Activity
In your copy of the entries, please include no pictures and return every word exactly.

[Stored entries]
+--

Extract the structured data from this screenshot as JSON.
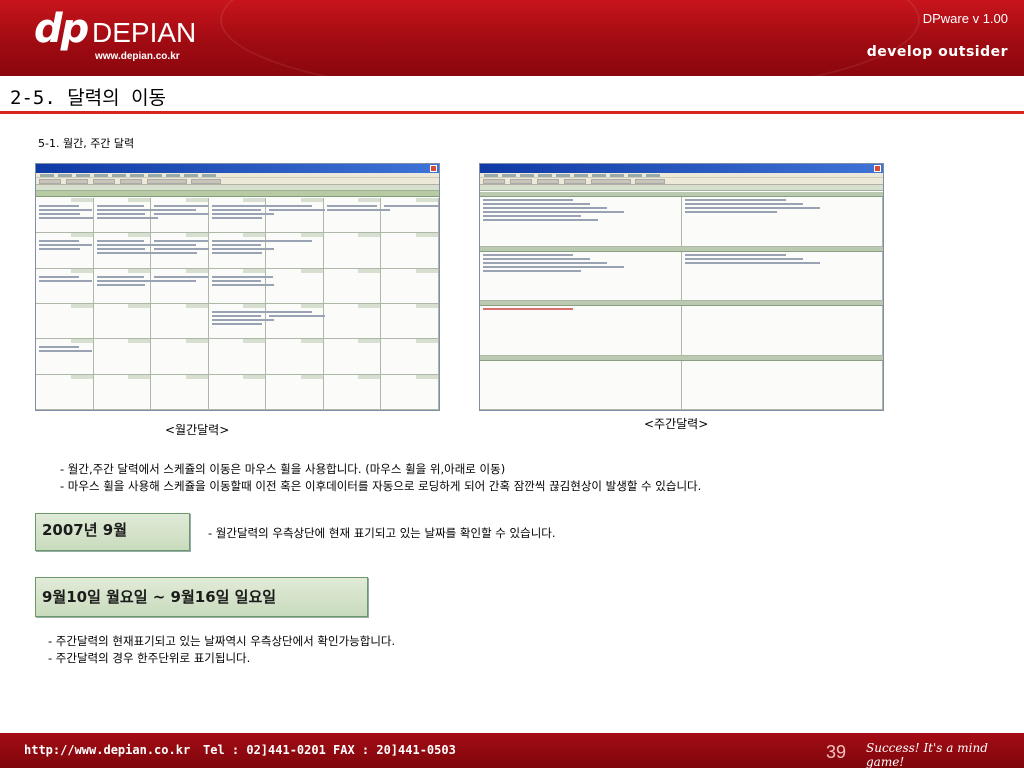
{
  "header": {
    "logo_mark": "dp",
    "logo_name": "DEPIAN",
    "logo_url": "www.depian.co.kr",
    "version": "DPware v 1.00",
    "tagline": "develop outsider"
  },
  "page": {
    "title": "2-5. 달력의 이동",
    "subtitle": "5-1. 월간, 주간 달력"
  },
  "screenshots": {
    "monthly_caption": "<월간달력>",
    "weekly_caption": "<주간달력>"
  },
  "notes": {
    "scroll": [
      "- 월간,주간 달력에서 스케쥴의 이동은 마우스 휠을 사용합니다. (마우스 휠을 위,아래로 이동)",
      "- 마우스 휠을 사용해 스케쥴을 이동할때 이전 혹은 이후데이터를 자동으로 로딩하게 되어 간혹 잠깐씩 끊김현상이 발생할 수 있습니다."
    ],
    "month_label": "2007년 9월",
    "month_note": "- 월간달력의 우측상단에 현재 표기되고 있는 날짜를 확인할 수 있습니다.",
    "week_label": "9월10일 월요일 ~ 9월16일 일요일",
    "week_notes": [
      "- 주간달력의 현재표기되고 있는 날짜역시 우측상단에서 확인가능합니다.",
      "- 주간달력의 경우 한주단위로 표기됩니다."
    ]
  },
  "footer": {
    "url": "http://www.depian.co.kr",
    "tel": "Tel : 02]441-0201",
    "fax": "FAX : 20]441-0503",
    "page_number": "39",
    "slogan": "Success! It's a mind game!"
  },
  "colors": {
    "brand_red": "#b3101a",
    "title_rule": "#d7251c",
    "label_green": "#c9dbbd"
  }
}
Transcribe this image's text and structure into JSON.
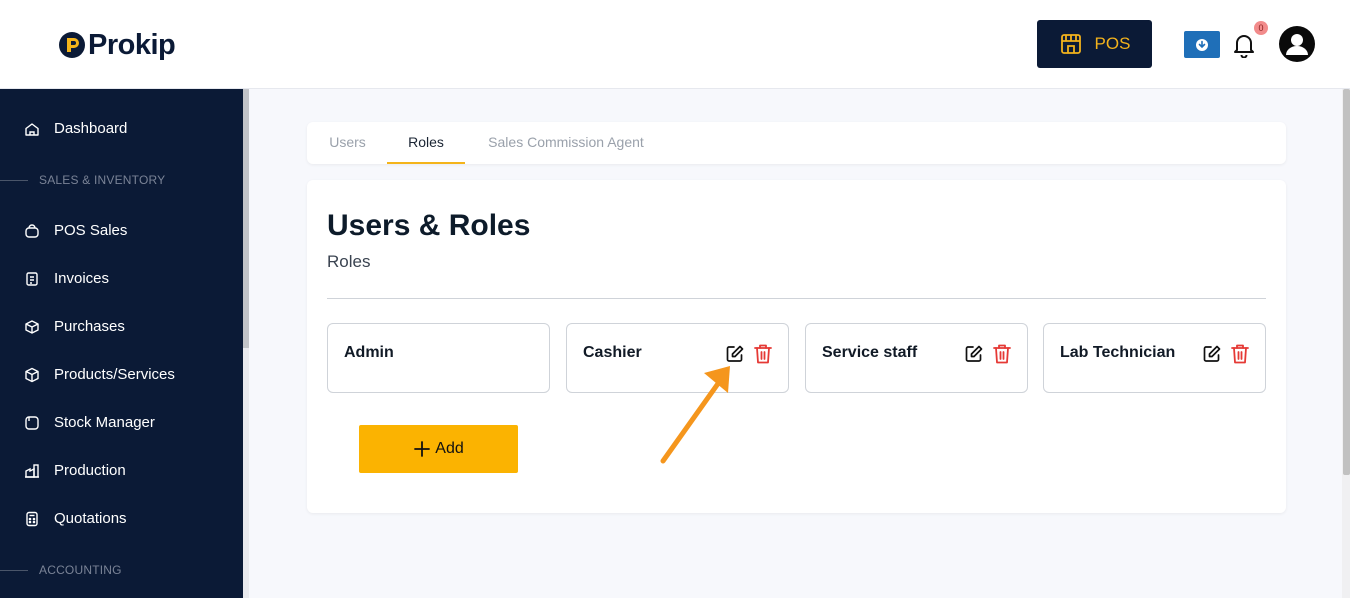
{
  "header": {
    "logo_text": "Prokip",
    "pos_label": "POS",
    "notification_count": "0"
  },
  "sidebar": {
    "items": [
      {
        "label": "Dashboard"
      },
      {
        "label": "POS Sales"
      },
      {
        "label": "Invoices"
      },
      {
        "label": "Purchases"
      },
      {
        "label": "Products/Services"
      },
      {
        "label": "Stock Manager"
      },
      {
        "label": "Production"
      },
      {
        "label": "Quotations"
      }
    ],
    "sections": [
      "SALES & INVENTORY",
      "ACCOUNTING"
    ]
  },
  "tabs": [
    {
      "label": "Users"
    },
    {
      "label": "Roles",
      "active": true
    },
    {
      "label": "Sales Commission Agent"
    }
  ],
  "main": {
    "title": "Users & Roles",
    "subtitle": "Roles",
    "roles": [
      {
        "name": "Admin",
        "editable": false
      },
      {
        "name": "Cashier",
        "editable": true
      },
      {
        "name": "Service staff",
        "editable": true
      },
      {
        "name": "Lab Technician",
        "editable": true
      }
    ],
    "add_label": "Add"
  },
  "colors": {
    "navy": "#0b1a36",
    "accent": "#fbb301",
    "danger": "#e53935",
    "link_blue": "#1f6fb8",
    "annotation_arrow": "#f5961d"
  },
  "icons": [
    "home-icon",
    "bag-icon",
    "receipt-icon",
    "box-icon",
    "cube-icon",
    "stock-icon",
    "factory-icon",
    "calculator-icon",
    "store-icon",
    "download-icon",
    "bell-icon",
    "user-avatar-icon",
    "edit-icon",
    "trash-icon",
    "plus-icon"
  ]
}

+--

Reply to the exercise
Extract the structured data from this screenshot as JSON.
{
  "header": {
    "logo_mark": "dp",
    "logo_name": "DEPIAN",
    "logo_url": "www.depian.co.kr",
    "version": "DPware v 1.00",
    "tagline": "develop outsider"
  },
  "page": {
    "title": "2-5. 달력의 이동",
    "subtitle": "5-1. 월간, 주간 달력"
  },
  "screenshots": {
    "monthly_caption": "<월간달력>",
    "weekly_caption": "<주간달력>"
  },
  "notes": {
    "scroll": [
      "- 월간,주간 달력에서 스케쥴의 이동은 마우스 휠을 사용합니다. (마우스 휠을 위,아래로 이동)",
      "- 마우스 휠을 사용해 스케쥴을 이동할때 이전 혹은 이후데이터를 자동으로 로딩하게 되어 간혹 잠깐씩 끊김현상이 발생할 수 있습니다."
    ],
    "month_label": "2007년 9월",
    "month_note": "- 월간달력의 우측상단에 현재 표기되고 있는 날짜를 확인할 수 있습니다.",
    "week_label": "9월10일 월요일 ~ 9월16일 일요일",
    "week_notes": [
      "- 주간달력의 현재표기되고 있는 날짜역시 우측상단에서 확인가능합니다.",
      "- 주간달력의 경우 한주단위로 표기됩니다."
    ]
  },
  "footer": {
    "url": "http://www.depian.co.kr",
    "tel": "Tel : 02]441-0201",
    "fax": "FAX : 20]441-0503",
    "page_number": "39",
    "slogan": "Success! It's a mind game!"
  },
  "colors": {
    "brand_red": "#b3101a",
    "title_rule": "#d7251c",
    "label_green": "#c9dbbd"
  }
}
Transcribe this image's text and structure into JSON.
{
  "header": {
    "logo_text": "Prokip",
    "pos_label": "POS",
    "notification_count": "0"
  },
  "sidebar": {
    "items": [
      {
        "label": "Dashboard"
      },
      {
        "label": "POS Sales"
      },
      {
        "label": "Invoices"
      },
      {
        "label": "Purchases"
      },
      {
        "label": "Products/Services"
      },
      {
        "label": "Stock Manager"
      },
      {
        "label": "Production"
      },
      {
        "label": "Quotations"
      }
    ],
    "sections": [
      "SALES & INVENTORY",
      "ACCOUNTING"
    ]
  },
  "tabs": [
    {
      "label": "Users"
    },
    {
      "label": "Roles",
      "active": true
    },
    {
      "label": "Sales Commission Agent"
    }
  ],
  "main": {
    "title": "Users & Roles",
    "subtitle": "Roles",
    "roles": [
      {
        "name": "Admin",
        "editable": false
      },
      {
        "name": "Cashier",
        "editable": true
      },
      {
        "name": "Service staff",
        "editable": true
      },
      {
        "name": "Lab Technician",
        "editable": true
      }
    ],
    "add_label": "Add"
  },
  "colors": {
    "navy": "#0b1a36",
    "accent": "#fbb301",
    "danger": "#e53935",
    "link_blue": "#1f6fb8",
    "annotation_arrow": "#f5961d"
  },
  "icons": [
    "home-icon",
    "bag-icon",
    "receipt-icon",
    "box-icon",
    "cube-icon",
    "stock-icon",
    "factory-icon",
    "calculator-icon",
    "store-icon",
    "download-icon",
    "bell-icon",
    "user-avatar-icon",
    "edit-icon",
    "trash-icon",
    "plus-icon"
  ]
}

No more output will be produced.